It seems to be no coincidence that many of those associated with the theory of evolution had experience on long ocean voyages during which they visited many different types of ecosystems. And this doesn't hold for British biologists alone: the great German champion of evolution, Ernst Haeckel, managed to at least get to the Canary Islands, where he studied his beloved jellyfish (Richards, 2008). Great 20th-century evolutionists were also travelers. George Gaylord Simpson studied South American fossils, Ernst Mayr did his early work on New Guinea birds, and, more recently, E. O. Wilson did research on South American ants. While I am not arguing that the biologists of the future should hit the road, it does seem that travel can be an important element in the education of a biologist.

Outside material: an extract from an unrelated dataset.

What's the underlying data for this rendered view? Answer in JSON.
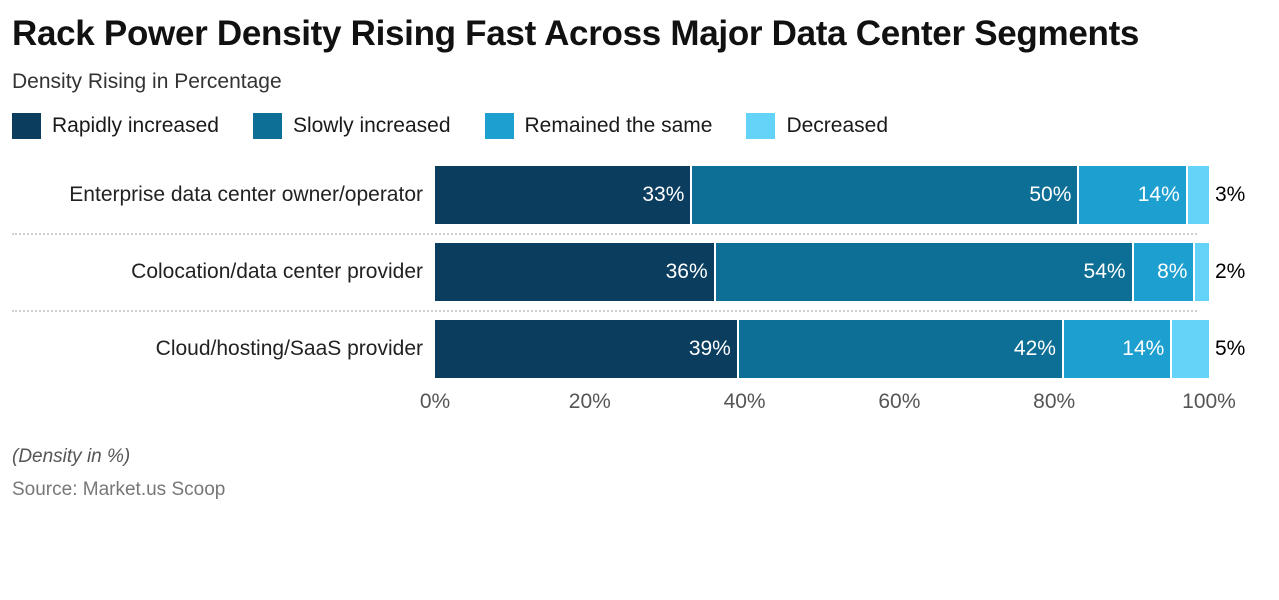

I work at an institution whose present strategic plan has the development of global education as one of its key goals. Study abroad is encouraged and, I might say, pushed. A related part of the plan is to infuse more international perspectives into on-campus courses. Since this has always been a cornerstone of biology education, I am more than happy to comply. Encouraging study abroad is a different issue, considering that nearly half of our undergraduates come from households with incomes below the poverty level. I just don't feel comfortable doing it. But then I read about Huxley and Wallace and the others who apparently benefited so greatly from their travels. Our institution does try to provide study-abroad scholarships for needy students, so we are at least making an attempt to, as our administration loves to say, “level the playing field.” I guess I can say that writing this column has made me a little less queasy about suggesting world travel. At the very least, I can lead students on a geographic exploration of evolution, much as McCarthy does, and hope that attention to diverse ecosystems will spark their desire to explore the world.
She earned a B.S. in biology from Marymount Manhattan College; an M.S., also in biology, from Boston College; and a Ph.D. in science education from New York University. Her major interests are in communicating science to the nonscientist and in the relationship between biology and art.